▸ Work order
Exact duplicates of all entries are needed.

▸ Task inputs

[Start of section]

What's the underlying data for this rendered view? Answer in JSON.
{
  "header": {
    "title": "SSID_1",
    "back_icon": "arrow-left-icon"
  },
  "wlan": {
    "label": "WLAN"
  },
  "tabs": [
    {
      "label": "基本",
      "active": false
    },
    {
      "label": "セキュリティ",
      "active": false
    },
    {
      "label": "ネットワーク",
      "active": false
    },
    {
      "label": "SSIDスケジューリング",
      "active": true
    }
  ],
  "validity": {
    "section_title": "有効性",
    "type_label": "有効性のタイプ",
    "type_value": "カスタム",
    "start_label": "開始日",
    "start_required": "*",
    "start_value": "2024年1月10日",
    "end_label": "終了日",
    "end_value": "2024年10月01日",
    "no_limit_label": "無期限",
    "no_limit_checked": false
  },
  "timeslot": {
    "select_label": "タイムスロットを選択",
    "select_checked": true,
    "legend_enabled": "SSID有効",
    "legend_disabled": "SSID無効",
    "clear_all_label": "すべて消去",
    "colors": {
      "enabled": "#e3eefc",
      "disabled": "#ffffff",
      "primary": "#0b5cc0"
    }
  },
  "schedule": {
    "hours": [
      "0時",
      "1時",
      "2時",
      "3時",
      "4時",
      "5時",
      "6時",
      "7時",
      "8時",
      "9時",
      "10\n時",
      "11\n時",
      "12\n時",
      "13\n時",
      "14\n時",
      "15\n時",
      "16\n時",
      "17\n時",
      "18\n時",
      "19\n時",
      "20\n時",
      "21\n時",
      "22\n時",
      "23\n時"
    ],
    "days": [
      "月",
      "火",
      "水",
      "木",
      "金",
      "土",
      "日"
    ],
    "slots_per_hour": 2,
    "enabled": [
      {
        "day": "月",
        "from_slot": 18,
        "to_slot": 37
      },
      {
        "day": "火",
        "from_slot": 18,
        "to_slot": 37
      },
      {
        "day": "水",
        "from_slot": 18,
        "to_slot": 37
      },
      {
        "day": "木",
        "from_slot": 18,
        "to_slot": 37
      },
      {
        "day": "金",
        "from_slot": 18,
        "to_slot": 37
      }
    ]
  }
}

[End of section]

▸ Exercise result
What's the underlying data for this rendered view? Answer in JSON.
{
  "header": {
    "title": "SSID_1",
    "back_icon": "arrow-left-icon"
  },
  "wlan": {
    "label": "WLAN"
  },
  "tabs": [
    {
      "label": "基本",
      "active": false
    },
    {
      "label": "セキュリティ",
      "active": false
    },
    {
      "label": "ネットワーク",
      "active": false
    },
    {
      "label": "SSIDスケジューリング",
      "active": true
    }
  ],
  "validity": {
    "section_title": "有効性",
    "type_label": "有効性のタイプ",
    "type_value": "カスタム",
    "start_label": "開始日",
    "start_required": "*",
    "start_value": "2024年1月10日",
    "end_label": "終了日",
    "end_value": "2024年10月01日",
    "no_limit_label": "無期限",
    "no_limit_checked": false
  },
  "timeslot": {
    "select_label": "タイムスロットを選択",
    "select_checked": true,
    "legend_enabled": "SSID有効",
    "legend_disabled": "SSID無効",
    "clear_all_label": "すべて消去",
    "colors": {
      "enabled": "#e3eefc",
      "disabled": "#ffffff",
      "primary": "#0b5cc0"
    }
  },
  "schedule": {
    "hours": [
      "0時",
      "1時",
      "2時",
      "3時",
      "4時",
      "5時",
      "6時",
      "7時",
      "8時",
      "9時",
      "10\n時",
      "11\n時",
      "12\n時",
      "13\n時",
      "14\n時",
      "15\n時",
      "16\n時",
      "17\n時",
      "18\n時",
      "19\n時",
      "20\n時",
      "21\n時",
      "22\n時",
      "23\n時"
    ],
    "days": [
      "月",
      "火",
      "水",
      "木",
      "金",
      "土",
      "日"
    ],
    "slots_per_hour": 2,
    "enabled": [
      {
        "day": "月",
        "from_slot": 18,
        "to_slot": 37
      },
      {
        "day": "火",
        "from_slot": 18,
        "to_slot": 37
      },
      {
        "day": "水",
        "from_slot": 18,
        "to_slot": 37
      },
      {
        "day": "木",
        "from_slot": 18,
        "to_slot": 37
      },
      {
        "day": "金",
        "from_slot": 18,
        "to_slot": 37
      }
    ]
  }
}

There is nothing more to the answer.